=== Work order ===
Look through the lines below and extract each one that contains "JSON".

=== Data records ===
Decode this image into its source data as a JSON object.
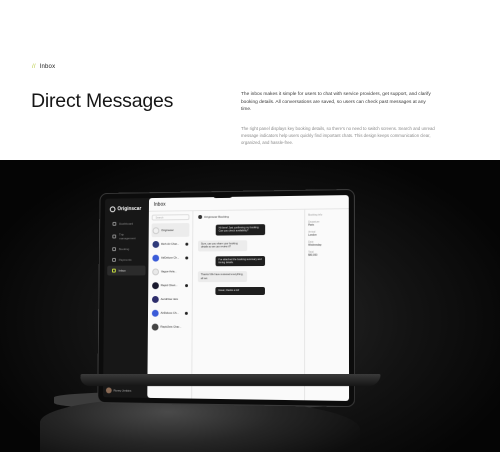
{
  "intro": {
    "eyebrow": "Inbox",
    "title": "Direct Messages",
    "description_primary": "The inbox makes it simple for users to chat with service providers, get support, and clarify booking details. All conversations are saved, so users can check past messages at any time.",
    "description_secondary": "The right panel displays key booking details, so there's no need to switch screens. Search and unread message indicators help users quickly find important chats. This design keeps communication clear, organized, and hassle-free."
  },
  "colors": {
    "accent": "#b6c93a",
    "hero_bg": "#0a0a0a"
  },
  "app": {
    "brand": "Originscar",
    "nav": [
      {
        "label": "Dashboard",
        "icon": "grid-icon"
      },
      {
        "label": "Trip management",
        "icon": "route-icon"
      },
      {
        "label": "Booking",
        "icon": "calendar-icon"
      },
      {
        "label": "Payments",
        "icon": "card-icon"
      },
      {
        "label": "Inbox",
        "icon": "inbox-icon",
        "active": true
      }
    ],
    "user_name": "Ronny Jenkins",
    "header_title": "Inbox",
    "search_placeholder": "Search",
    "chats": [
      {
        "name": "Originscar",
        "color": "#f1f1f1"
      },
      {
        "name": "Rich Air Char...",
        "color": "#2f3a7a"
      },
      {
        "name": "AirDeluxe Ch...",
        "color": "#3a5bd8"
      },
      {
        "name": "Vague Avia...",
        "color": "#e8e8e8"
      },
      {
        "name": "Rapid Chart...",
        "color": "#1a1a2e"
      },
      {
        "name": "AeroFlow Jets",
        "color": "#2d2d6b"
      },
      {
        "name": "AirDeluxe Ch...",
        "color": "#3a5bd8"
      },
      {
        "name": "RapidJets Char...",
        "color": "#444"
      }
    ],
    "conversation_title": "Originscar Booking",
    "messages": [
      {
        "type": "dark",
        "text": "Hi there! Just confirming my booking. Can you check availability?"
      },
      {
        "type": "light",
        "text": "Sure, can you share your booking details so we can review it?"
      },
      {
        "type": "dark",
        "text": "I've attached the booking summary and timing details."
      },
      {
        "type": "light",
        "text": "Thanks! We have reviewed everything, all set."
      },
      {
        "type": "dark",
        "text": "Great, thanks a lot!"
      }
    ],
    "details": [
      {
        "k": "Booking info",
        "v": ""
      },
      {
        "k": "Departure",
        "v": "Paris"
      },
      {
        "k": "Arrival",
        "v": "London"
      },
      {
        "k": "Date",
        "v": "Wednesday"
      },
      {
        "k": "Total",
        "v": "$60,000"
      }
    ]
  }
}
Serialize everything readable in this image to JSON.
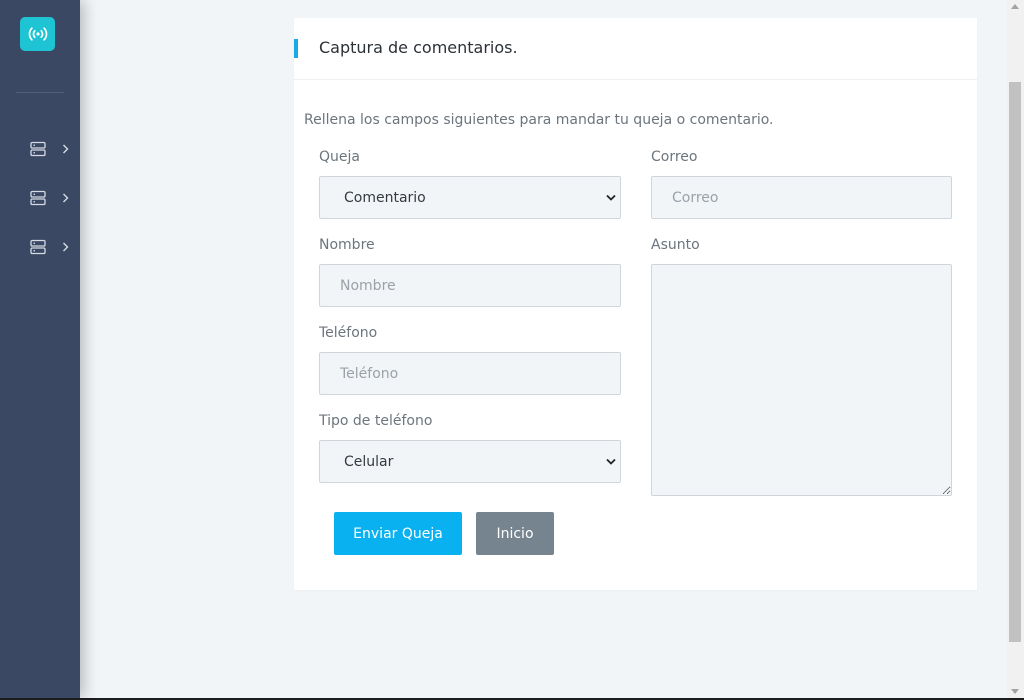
{
  "sidebar": {
    "logo_icon": "wireless-signal-icon",
    "items": [
      {
        "icon": "server-icon"
      },
      {
        "icon": "server-icon"
      },
      {
        "icon": "server-icon"
      }
    ]
  },
  "card": {
    "title": "Captura de comentarios.",
    "intro": "Rellena los campos siguientes para mandar tu queja o comentario."
  },
  "form": {
    "queja": {
      "label": "Queja",
      "value": "Comentario",
      "options": [
        "Comentario"
      ]
    },
    "correo": {
      "label": "Correo",
      "placeholder": "Correo",
      "value": ""
    },
    "nombre": {
      "label": "Nombre",
      "placeholder": "Nombre",
      "value": ""
    },
    "asunto": {
      "label": "Asunto",
      "value": ""
    },
    "telefono": {
      "label": "Teléfono",
      "placeholder": "Teléfono",
      "value": ""
    },
    "tipo_telefono": {
      "label": "Tipo de teléfono",
      "value": "Celular",
      "options": [
        "Celular"
      ]
    }
  },
  "buttons": {
    "submit": "Enviar Queja",
    "home": "Inicio"
  },
  "colors": {
    "sidebar": "#3b4863",
    "logo": "#1ec4d3",
    "accent": "#1aa8e8",
    "primary_button": "#0ab1f0",
    "secondary_button": "#75848f"
  }
}
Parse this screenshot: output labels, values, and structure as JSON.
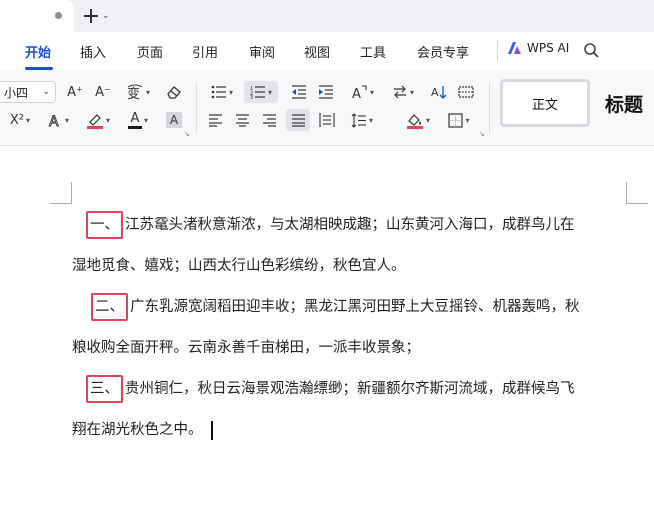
{
  "titlebar": {
    "new_tab_symbol": "+"
  },
  "menu": {
    "items": [
      "开始",
      "插入",
      "页面",
      "引用",
      "审阅",
      "视图",
      "工具",
      "会员专享"
    ],
    "active": "开始",
    "wps_ai_label": "WPS AI"
  },
  "ribbon": {
    "font_size": "小四",
    "style_normal": "正文",
    "style_heading": "标题",
    "buttons": {
      "grow_font": "A⁺",
      "shrink_font": "A⁻",
      "phonetic": "ʷᵉⁿ",
      "superscript": "X²",
      "font_color_letter": "A",
      "char_shade_letter": "A"
    },
    "icons": [
      "eraser-icon",
      "bullet-list-icon",
      "numbered-list-icon",
      "outdent-icon",
      "indent-icon",
      "text-direction-icon",
      "line-swap-icon",
      "sort-icon",
      "table-borders-icon",
      "align-left-icon",
      "align-center-icon",
      "align-right-icon",
      "justify-icon",
      "distributed-icon",
      "line-spacing-icon",
      "shading-icon",
      "border-icon"
    ],
    "accent_color": "#1a4fd0",
    "font_color_bar": "#1a1a1a",
    "highlight_bar": "#e0435a"
  },
  "document": {
    "marker_color": "#e0435a",
    "paragraphs": [
      {
        "marker": "一、",
        "line1": "江苏鼋头渚秋意渐浓，与太湖相映成趣；山东黄河入海口，成群鸟儿在",
        "line2": "湿地觅食、嬉戏；山西太行山色彩缤纷，秋色宜人。"
      },
      {
        "marker": "二、",
        "line1": "广东乳源宽阔稻田迎丰收；黑龙江黑河田野上大豆摇铃、机器轰鸣，秋",
        "line2": "粮收购全面开秤。云南永善千亩梯田，一派丰收景象；"
      },
      {
        "marker": "三、",
        "line1": "贵州铜仁，秋日云海景观浩瀚缥缈；新疆额尔齐斯河流域，成群候鸟飞",
        "line2": "翔在湖光秋色之中。"
      }
    ]
  }
}
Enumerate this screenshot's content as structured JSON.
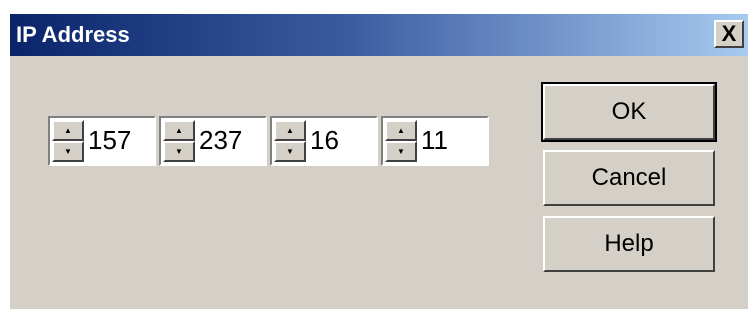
{
  "window": {
    "title": "IP Address",
    "close_label": "X"
  },
  "ip_fields": [
    {
      "value": "157"
    },
    {
      "value": "237"
    },
    {
      "value": "16"
    },
    {
      "value": "11"
    }
  ],
  "spinner": {
    "up_icon": "▲",
    "down_icon": "▼"
  },
  "buttons": {
    "ok": "OK",
    "cancel": "Cancel",
    "help": "Help"
  }
}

=== Response ===
Decode this image into its source data as a JSON object.
Serialize everything readable in this image to JSON.
Parse this screenshot: output labels, values, and structure as JSON.
Enumerate this screenshot's content as structured JSON.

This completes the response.